It's often said that you never get a second chance to make a first impression and this is a mantra that electrical estimators have to abide by in every single bid they send out. After all, a quote that is too high will likely have clients looking elsewhere to get their electrical needs fulfilled while bidding too low results in lower (or nonexistent) profit margins.
The best way that electrical estimators can bid accurately is by having a sound understanding of the work needing completed, recognizing the regional rates that other companies are charging, and most importantly using cool tools to make sure the bid is done correctly. Estimating tools are used not only to measure the size and scope of the job, but also to help organize the data and streamline the communication with the customer. Here is an example of 10 of those cool tools.
Time Domain Reflectometer
The TDR is a life-saving product for estimating on fixes or renovations. What the piece of equipment basically does is measure the length of power, telephony, CATV, and LAN cables to determine the distance to an opening or a short. The TDR can locate faults in a metallic cable (twisted wires) and find other discontinuities in an electrical path.
Software programs are an estimators best friend. They provide a user-friendly way to create detailed reports that can be updated with the click of a button as change requests come in during construction. Electrical-specific software programs help to calculate both time and materials. Items that can be marked include outlets, switches, fixtures, and many different kinds of wiring as well as labor costs. Rooms can be estimated individually and data can be stored by customer or by job. Billing and payment status are also inputted while the software package allows the quotes to quickly and conveniently be e-mailed to clients.
Professional Reference Manuals
While the bidding software is great for use back at the office (or via a laptop/tablet) sometimes in the field you'll have questions about a blueprint. It's always wise to carry an electrical estimators professional reference
to make sure the bid is done right. An up to date code cost book
is also wise to carry to make sure the bid is for work up to code with costs that are accurate.
Change Order Cost Data Book
While reference books aren't exactly “cool” tools, the convenience they offer will make the job go that much smoother which is cool for both the estimator and the client. One more example of a vital in-the-field reference is a change order cost data book
. This manual contains over 20,000 unit cost entries for prices on both pre and post installation change orders. It also features cost saving tips and estimating recommendations so that when general contractors or clients have questions about making a change, you can give them an accurate pricing answer.
Electrical code calculators help to save time, trouble, and money on an estimating job. These convenient calculators feature functions dedicated to electrical estimating and referencing including:
- wire sizes
- conduit sizing
- integrated voltage drop
- NEC table number displays
- BTU to kilowatt hours conversion
- parallel resistance
- fuse and breaker size calculation
- grounding conductor size calculation
- many more
The calculator not only makes these conversions quickly, but also accurately and in line with the latest NEC code.
Electrical Box Locator Tool
Sometimes an estimator has to take apart drywall or outlets to determine the condition of the existing wire. An electrical box locating tool makes replacing the sheetrock that much easier. The product uses rare-earth magnets to locate the box and determine the exact cutouts for mistake-free results. The estimator may not use these products frequently, but they are convenient to have 'just in case.'

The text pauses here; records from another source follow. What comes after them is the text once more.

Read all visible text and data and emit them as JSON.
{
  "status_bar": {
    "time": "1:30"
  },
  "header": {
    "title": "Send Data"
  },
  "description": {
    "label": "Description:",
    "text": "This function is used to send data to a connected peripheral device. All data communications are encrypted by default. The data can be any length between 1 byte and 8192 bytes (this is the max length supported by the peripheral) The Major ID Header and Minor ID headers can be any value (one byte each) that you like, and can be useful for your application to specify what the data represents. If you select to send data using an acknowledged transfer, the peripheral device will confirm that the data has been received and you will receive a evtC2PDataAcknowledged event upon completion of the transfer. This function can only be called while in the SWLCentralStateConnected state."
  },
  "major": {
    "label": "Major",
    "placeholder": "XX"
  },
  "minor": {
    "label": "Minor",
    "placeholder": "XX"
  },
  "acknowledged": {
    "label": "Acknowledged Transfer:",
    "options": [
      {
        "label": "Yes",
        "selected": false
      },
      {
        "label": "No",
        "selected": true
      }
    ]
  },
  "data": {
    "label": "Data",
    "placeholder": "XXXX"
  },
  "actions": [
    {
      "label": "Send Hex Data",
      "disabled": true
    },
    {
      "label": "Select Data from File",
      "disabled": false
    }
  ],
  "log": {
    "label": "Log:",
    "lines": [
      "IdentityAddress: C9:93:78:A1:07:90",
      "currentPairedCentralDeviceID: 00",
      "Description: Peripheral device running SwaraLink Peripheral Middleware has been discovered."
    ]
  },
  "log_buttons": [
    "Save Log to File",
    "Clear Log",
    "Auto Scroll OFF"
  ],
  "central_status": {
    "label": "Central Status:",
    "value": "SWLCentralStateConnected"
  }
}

Electronic Distance Estimator
Electronic distance estimators are very useful for calculating the size of a job. This is a great product for renovation jobs that do not have any existing blueprints and is a quicker, more convenient way to measure a project area compared to a tape measure (can be used by a single person as well.) The distance estimator takes measurements in feet, inches, or meters and stores the information electronically. Info can easily be uplinked to a phone or tablet via bluetooth for input into estimating software.
The tablet is quickly replacing the cell phone as a job site must-have. Tablets are great for electrical estimators for storing your estimating software
as well as communicating with clients, taking pictures, etc.
Digital Multi Scanner
Instead of your traditional 'stud finder', modern multi-function scanners feature the ability to detect for metal objects and live wiring with an illuminated LCD display (kind of like a fish finder). This helps electrical estimators determine what is behind a wall without actually ripping into it and they can update their quotes accordingly.
USB Plan Measure
A plan measure tool is basically a way to pull dimensions off a print. The estimator first dials in the scale, then wheels the tool along the blueprints to pull any measurement that may not be included. This works great for electrical estimators who may want to run wiring diagonally across a drop ceiling or at an undefined angle underneath a floor. The plan measure tool calculates the dimensions and the USB transfers the data easily to the bidding software. Obviously it's quicker and easier to perform a digital take off.
Estimators know that their bid is just an approximate quote about the costs associated with completing the required work. That being said, these tools help fine-tune that initial estimate and make processing change orders and other alterations that much easier – while giving the client the best possible example of their costs.